Refurbishment work currently accounts for more than one-third of the total construction output in the EC; this market is expected to grow stronger with progressive ageing of buildings and the environmental impetus to retain buildings; a further dimension being the need to adapt buildings for a greying population. Refurbishment work is uniquely different from new build work. The existing building constraints design solutions, refurbishmenttechnology and working methods which often involves demolition work; despite this, refurbishment projects are often started without the benefit of condition surveys to determine the 'as built' information. It is furthermore difficult to mechanise, plan and efficiently organise refurbishment work due to the small, labour intensive and, adhoc and dynamic nature of the work. The heterogeneous nature of each refurbishment project and the lack of projects of sufficient size and scope has prevented the refurbishment industry from attaining the economies of scale needed for lowering . the resource requirements per unit of refurbishment. Without the opportunity for standardisation and repetition, the opportunities for greater usage of prefabricated parts/industrialisation are limited. The problem is compounded by the fact that refurbishment contractors have hitherto in the main, been small and lowly capitalised; however larger-sized contractors are rapidly moving into this market in response to the shrinking new-build market and the higher technological demands of large scale refurbishment projects. The prevailing state-of-the-art has the consequence that refurbishment is generally performed inefficiently and at correspondingly higher costs. Other contributory causes are higher off-site regulatory bureaucracy costs and, inefficient procurement methods with regard to the equitable distribution of the inherent higher risks of the unknown nature of work in refurbishments. This research project will seek to develop a socio-technological-commercial framework and corresponding decision support systems for housing refurbishment to achieve: -refurbishments which are more focused on user requirements; -refurbishment designs which gives greater cognisance to the constraints of the existing structure, user requirements for internal layout and flexibility and, which facilitates incorporation of a higher extent of industrialised systems and components; -organizational procedures and production technologies which recognises the unique nature of refurbishment work; -regulatory procedures, procurement methods and bid management systems which provides a more efficient commercial framework to support development of the refurbishment industry.
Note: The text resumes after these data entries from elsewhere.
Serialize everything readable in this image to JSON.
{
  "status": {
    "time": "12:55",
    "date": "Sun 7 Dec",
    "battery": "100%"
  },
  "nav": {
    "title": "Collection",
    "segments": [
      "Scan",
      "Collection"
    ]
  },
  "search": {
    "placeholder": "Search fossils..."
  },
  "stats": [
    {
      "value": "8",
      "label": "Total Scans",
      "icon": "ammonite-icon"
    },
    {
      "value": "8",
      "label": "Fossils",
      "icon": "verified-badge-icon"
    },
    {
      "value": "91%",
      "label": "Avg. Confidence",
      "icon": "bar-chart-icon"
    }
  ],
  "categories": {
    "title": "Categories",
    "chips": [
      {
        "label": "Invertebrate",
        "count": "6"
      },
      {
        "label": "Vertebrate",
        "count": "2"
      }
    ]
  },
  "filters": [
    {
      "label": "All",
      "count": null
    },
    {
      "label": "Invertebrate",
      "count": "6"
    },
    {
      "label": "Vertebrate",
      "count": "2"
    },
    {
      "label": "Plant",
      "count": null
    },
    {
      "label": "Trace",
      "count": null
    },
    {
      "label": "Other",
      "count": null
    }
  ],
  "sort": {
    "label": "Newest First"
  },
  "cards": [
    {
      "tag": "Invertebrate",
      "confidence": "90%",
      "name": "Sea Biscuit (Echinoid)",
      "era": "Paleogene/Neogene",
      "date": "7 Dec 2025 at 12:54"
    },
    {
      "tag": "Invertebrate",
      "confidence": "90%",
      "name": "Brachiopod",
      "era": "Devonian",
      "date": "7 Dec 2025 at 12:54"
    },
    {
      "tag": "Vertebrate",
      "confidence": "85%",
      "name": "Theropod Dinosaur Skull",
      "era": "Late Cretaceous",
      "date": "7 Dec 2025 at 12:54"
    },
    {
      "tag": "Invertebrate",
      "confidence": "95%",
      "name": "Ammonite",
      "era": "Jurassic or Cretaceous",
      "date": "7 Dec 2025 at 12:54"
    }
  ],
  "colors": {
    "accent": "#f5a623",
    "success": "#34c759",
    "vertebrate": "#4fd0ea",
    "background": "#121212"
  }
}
Funding SchemeCSC - Cost-sharing contracts
5612 ZA Eindhoven
SE1 7UE London
2600 AA Delft
5600 MB Eindhoven